Tuesday, March 19, 2013

If every pin is special, none of them are

I am starting to resent Pinterest.

Don't get me wrong. I love it. It is a wealth of ideas, and I use it exclusively for party planning and recipe-finding.

But I worry that soon we will all have the same decor (to be fair, this has been a fear of mine since the invention of the Internet, Mommy Bloggers, and Relief Society). The same parties. We'll play the same New Year's Eve Party games.

We will all be crafting robots. Our children will be churning out paper-plate panda bears and friendship bracelets like assembly-line workers.

If my Kindergartner comes to school without the specialized training that only elaborate schemes involving lamination, intricate scissor work, and hours of prep time done by me can provide (like memorization of the ABC's for instance), will they ever succeed? Or should I just give up now?

If my First Grader leaves the house with a square sandwich (remember those? I'd do a tutorial, but it might just blow your mind), baby carrots (NOT whittled into a working whistle), a cookie (chocolate chip - they're good and homemade, cause that's how I roll, but they are just the recipe on the back of the chocolate chips package, and they're just called 'chocolate chip cookies') and a water bottle (with the original label from the manufacturer attached - will she know I love her if I don't make a label declaring it for her mid-day break?) for lunch, will her future endeavors be compromised?

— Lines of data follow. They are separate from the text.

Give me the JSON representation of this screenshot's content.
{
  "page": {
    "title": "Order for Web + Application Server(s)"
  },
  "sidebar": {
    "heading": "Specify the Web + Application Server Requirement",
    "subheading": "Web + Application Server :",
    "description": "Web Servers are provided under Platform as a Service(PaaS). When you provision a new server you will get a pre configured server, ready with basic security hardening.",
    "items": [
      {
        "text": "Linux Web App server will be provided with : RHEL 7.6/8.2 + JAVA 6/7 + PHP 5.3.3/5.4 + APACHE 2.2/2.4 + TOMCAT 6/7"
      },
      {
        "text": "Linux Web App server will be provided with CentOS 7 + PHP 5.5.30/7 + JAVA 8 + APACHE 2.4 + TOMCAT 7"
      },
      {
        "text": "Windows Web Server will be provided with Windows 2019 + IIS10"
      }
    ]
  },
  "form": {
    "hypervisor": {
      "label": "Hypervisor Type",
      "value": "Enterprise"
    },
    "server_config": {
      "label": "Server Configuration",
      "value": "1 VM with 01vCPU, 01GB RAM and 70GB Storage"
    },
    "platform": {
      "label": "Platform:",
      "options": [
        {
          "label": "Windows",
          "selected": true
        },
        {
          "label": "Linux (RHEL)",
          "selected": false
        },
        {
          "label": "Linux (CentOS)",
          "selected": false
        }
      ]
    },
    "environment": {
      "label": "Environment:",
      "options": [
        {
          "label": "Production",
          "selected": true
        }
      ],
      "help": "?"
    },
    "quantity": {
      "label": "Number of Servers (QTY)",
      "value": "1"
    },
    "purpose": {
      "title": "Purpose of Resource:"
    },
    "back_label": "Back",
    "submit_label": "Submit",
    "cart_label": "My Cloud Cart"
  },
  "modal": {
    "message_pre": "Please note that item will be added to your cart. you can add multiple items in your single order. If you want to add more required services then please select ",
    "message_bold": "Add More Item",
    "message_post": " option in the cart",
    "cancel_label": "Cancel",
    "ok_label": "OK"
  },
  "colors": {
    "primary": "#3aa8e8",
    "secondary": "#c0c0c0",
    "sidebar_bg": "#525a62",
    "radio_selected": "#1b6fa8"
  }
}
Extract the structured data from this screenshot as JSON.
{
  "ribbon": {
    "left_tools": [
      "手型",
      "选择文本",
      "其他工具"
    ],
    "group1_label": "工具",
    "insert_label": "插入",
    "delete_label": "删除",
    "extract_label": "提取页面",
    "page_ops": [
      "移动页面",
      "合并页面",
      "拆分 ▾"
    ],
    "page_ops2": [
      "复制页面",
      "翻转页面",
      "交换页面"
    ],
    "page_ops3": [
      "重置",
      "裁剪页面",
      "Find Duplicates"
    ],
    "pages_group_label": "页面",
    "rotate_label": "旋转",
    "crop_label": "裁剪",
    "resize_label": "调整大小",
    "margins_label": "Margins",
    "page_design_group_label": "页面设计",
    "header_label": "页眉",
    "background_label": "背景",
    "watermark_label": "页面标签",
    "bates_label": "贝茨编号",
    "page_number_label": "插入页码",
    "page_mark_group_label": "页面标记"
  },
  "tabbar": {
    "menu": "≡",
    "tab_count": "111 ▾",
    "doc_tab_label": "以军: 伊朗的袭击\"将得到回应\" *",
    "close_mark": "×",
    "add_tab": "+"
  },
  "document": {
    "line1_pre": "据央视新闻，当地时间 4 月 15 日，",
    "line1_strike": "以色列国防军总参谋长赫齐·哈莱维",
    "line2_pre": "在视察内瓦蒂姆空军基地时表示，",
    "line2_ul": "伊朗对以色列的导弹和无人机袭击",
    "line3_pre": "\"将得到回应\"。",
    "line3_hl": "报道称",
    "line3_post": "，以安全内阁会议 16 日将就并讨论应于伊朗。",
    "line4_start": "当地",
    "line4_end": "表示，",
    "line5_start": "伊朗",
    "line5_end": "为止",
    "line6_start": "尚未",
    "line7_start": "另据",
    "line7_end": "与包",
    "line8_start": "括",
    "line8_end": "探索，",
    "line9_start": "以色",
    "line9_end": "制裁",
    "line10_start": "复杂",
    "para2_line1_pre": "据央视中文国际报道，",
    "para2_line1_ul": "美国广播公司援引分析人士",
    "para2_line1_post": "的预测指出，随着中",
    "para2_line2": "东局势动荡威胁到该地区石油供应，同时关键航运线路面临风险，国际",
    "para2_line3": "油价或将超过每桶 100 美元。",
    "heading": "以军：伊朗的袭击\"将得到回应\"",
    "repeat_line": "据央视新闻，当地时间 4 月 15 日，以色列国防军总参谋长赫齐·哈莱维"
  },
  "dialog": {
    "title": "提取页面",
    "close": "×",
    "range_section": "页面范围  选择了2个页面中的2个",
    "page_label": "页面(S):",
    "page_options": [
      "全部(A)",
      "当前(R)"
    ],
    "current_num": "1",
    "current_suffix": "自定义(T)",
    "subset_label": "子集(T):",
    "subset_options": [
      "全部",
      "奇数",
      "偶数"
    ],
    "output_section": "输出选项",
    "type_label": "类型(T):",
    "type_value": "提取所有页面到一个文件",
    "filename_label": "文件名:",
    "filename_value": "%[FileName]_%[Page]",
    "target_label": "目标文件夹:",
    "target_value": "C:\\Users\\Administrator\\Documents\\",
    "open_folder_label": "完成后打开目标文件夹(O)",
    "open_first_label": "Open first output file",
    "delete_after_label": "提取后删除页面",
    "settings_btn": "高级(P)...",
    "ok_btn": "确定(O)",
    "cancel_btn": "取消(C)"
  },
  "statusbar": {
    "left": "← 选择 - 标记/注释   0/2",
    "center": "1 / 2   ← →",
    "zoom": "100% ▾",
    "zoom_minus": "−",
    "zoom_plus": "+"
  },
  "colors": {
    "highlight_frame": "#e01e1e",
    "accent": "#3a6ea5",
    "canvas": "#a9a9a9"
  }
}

I fear the day every child brings a Kleenex box monster Valentine box and homemade valentines to school with clever sayings about goldfish or cake pops (oh, the cake pops!).

And what of simple pallets? The run on that market that Pinterest is creating will, I predict, cause the price of pallets to skyrocket. I wonder if in a few years people will be building things out of actual wood from the lumber store because it will be cheaper than using a pallet?

A few months ago, when I was planning Samera's birthday party, I had the oddest experience: A friend of mine asked what we were doing, and I began to explain. She kept oohing and ahhing over my explanations of very last-year things (Samera refused to be swayed. I tried. A baking party? Yes, very cute. But it's been done. Over and over. Apparently kids aren't as concerned about originality as adults are. I should remember this.).

Her enthusiasm was distressing me. I couldn't get a good read on why she was so excited. Was she mocking me? She finally exclaimed over my creativity and asked how in the world I had thought of it all.

What kind of mind game was this???

And then:

Ah. The last person on earth to be introduced to Pinterest.

It all made sense.


It was so confusing for me.

I wanted to bear my testimony of the wonders of computerized pinning and how her life would be enhanced,


I also wanted to tell her to cherish her naivete. To bask in glorious ignorance of the 500 uses of hydrogen peroxide for as long as possible.

Because there are some bells that you simply can't un-ring.

Although I'm sure someone will figure out how to eventually, and they'll do a tutorial. It will probably involve coconut oil or protein powder. Or an Altoids tin. And possibly an armoire*.

And we'll all pin it.

*seriously, why do people assume I have hundreds of armoires lying about my house, empty and useless? If I have the money for an armoire (have you ever priced armoires? Those puppies are spendy!), I have the money for whatever piece of furniture you can make an armoire into.


Emily said...

I know, I know, it's all true. But every time you repin something of mine, in my head I'm like, Yes! My kids' birthday parties are bland, I've never spray painted furniture, and I don't juice, but at least I have good taste! If not motivation.

Kimi Lou said...

Touchie. Or is it touche? You're brilliant anyway! I love you!